▶ Exercise
Repeat every record exactly as given.

(Dataset records)
┄┄┄┄┄┄┄┄┄┄

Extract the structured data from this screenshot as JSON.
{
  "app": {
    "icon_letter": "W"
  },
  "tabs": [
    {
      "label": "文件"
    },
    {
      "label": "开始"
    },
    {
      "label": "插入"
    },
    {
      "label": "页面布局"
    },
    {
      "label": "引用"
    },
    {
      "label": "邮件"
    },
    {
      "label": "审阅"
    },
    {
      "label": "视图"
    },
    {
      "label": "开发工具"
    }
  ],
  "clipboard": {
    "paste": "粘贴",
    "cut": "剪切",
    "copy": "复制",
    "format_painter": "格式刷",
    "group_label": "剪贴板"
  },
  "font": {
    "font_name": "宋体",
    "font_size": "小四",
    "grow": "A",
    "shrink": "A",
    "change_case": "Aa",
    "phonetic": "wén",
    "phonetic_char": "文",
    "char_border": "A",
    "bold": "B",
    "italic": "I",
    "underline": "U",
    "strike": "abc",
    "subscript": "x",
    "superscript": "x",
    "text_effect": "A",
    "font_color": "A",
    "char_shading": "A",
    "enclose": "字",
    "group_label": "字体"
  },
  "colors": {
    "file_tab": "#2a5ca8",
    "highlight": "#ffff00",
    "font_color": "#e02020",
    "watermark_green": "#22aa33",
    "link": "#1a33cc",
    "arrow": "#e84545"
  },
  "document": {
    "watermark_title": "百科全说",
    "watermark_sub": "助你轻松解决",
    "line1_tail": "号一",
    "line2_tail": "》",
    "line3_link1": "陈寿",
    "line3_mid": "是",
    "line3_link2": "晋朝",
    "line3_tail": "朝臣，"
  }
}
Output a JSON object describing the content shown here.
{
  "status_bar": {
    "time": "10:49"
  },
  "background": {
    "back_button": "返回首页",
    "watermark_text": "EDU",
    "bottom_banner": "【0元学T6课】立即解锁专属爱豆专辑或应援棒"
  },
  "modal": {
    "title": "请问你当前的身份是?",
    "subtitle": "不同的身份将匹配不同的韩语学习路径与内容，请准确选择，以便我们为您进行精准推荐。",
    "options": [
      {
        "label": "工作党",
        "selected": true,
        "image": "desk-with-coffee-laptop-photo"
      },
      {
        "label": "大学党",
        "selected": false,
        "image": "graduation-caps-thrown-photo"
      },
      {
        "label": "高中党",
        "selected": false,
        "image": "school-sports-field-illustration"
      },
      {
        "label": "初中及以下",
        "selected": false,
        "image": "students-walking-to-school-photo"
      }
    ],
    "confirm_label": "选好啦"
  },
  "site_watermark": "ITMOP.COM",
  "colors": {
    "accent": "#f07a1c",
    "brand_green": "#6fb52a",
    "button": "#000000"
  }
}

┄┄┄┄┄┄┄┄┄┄

▶ Response to the task
Extract the structured data from this screenshot as JSON.
{
  "app": {
    "icon_letter": "W"
  },
  "tabs": [
    {
      "label": "文件"
    },
    {
      "label": "开始"
    },
    {
      "label": "插入"
    },
    {
      "label": "页面布局"
    },
    {
      "label": "引用"
    },
    {
      "label": "邮件"
    },
    {
      "label": "审阅"
    },
    {
      "label": "视图"
    },
    {
      "label": "开发工具"
    }
  ],
  "clipboard": {
    "paste": "粘贴",
    "cut": "剪切",
    "copy": "复制",
    "format_painter": "格式刷",
    "group_label": "剪贴板"
  },
  "font": {
    "font_name": "宋体",
    "font_size": "小四",
    "grow": "A",
    "shrink": "A",
    "change_case": "Aa",
    "phonetic": "wén",
    "phonetic_char": "文",
    "char_border": "A",
    "bold": "B",
    "italic": "I",
    "underline": "U",
    "strike": "abc",
    "subscript": "x",
    "superscript": "x",
    "text_effect": "A",
    "font_color": "A",
    "char_shading": "A",
    "enclose": "字",
    "group_label": "字体"
  },
  "colors": {
    "file_tab": "#2a5ca8",
    "highlight": "#ffff00",
    "font_color": "#e02020",
    "watermark_green": "#22aa33",
    "link": "#1a33cc",
    "arrow": "#e84545"
  },
  "document": {
    "watermark_title": "百科全说",
    "watermark_sub": "助你轻松解决",
    "line1_tail": "号一",
    "line2_tail": "》",
    "line3_link1": "陈寿",
    "line3_mid": "是",
    "line3_link2": "晋朝",
    "line3_tail": "朝臣，"
  }
}
Output a JSON object describing the content shown here.
{
  "status_bar": {
    "time": "10:49"
  },
  "background": {
    "back_button": "返回首页",
    "watermark_text": "EDU",
    "bottom_banner": "【0元学T6课】立即解锁专属爱豆专辑或应援棒"
  },
  "modal": {
    "title": "请问你当前的身份是?",
    "subtitle": "不同的身份将匹配不同的韩语学习路径与内容，请准确选择，以便我们为您进行精准推荐。",
    "options": [
      {
        "label": "工作党",
        "selected": true,
        "image": "desk-with-coffee-laptop-photo"
      },
      {
        "label": "大学党",
        "selected": false,
        "image": "graduation-caps-thrown-photo"
      },
      {
        "label": "高中党",
        "selected": false,
        "image": "school-sports-field-illustration"
      },
      {
        "label": "初中及以下",
        "selected": false,
        "image": "students-walking-to-school-photo"
      }
    ],
    "confirm_label": "选好啦"
  },
  "site_watermark": "ITMOP.COM",
  "colors": {
    "accent": "#f07a1c",
    "brand_green": "#6fb52a",
    "button": "#000000"
  }
}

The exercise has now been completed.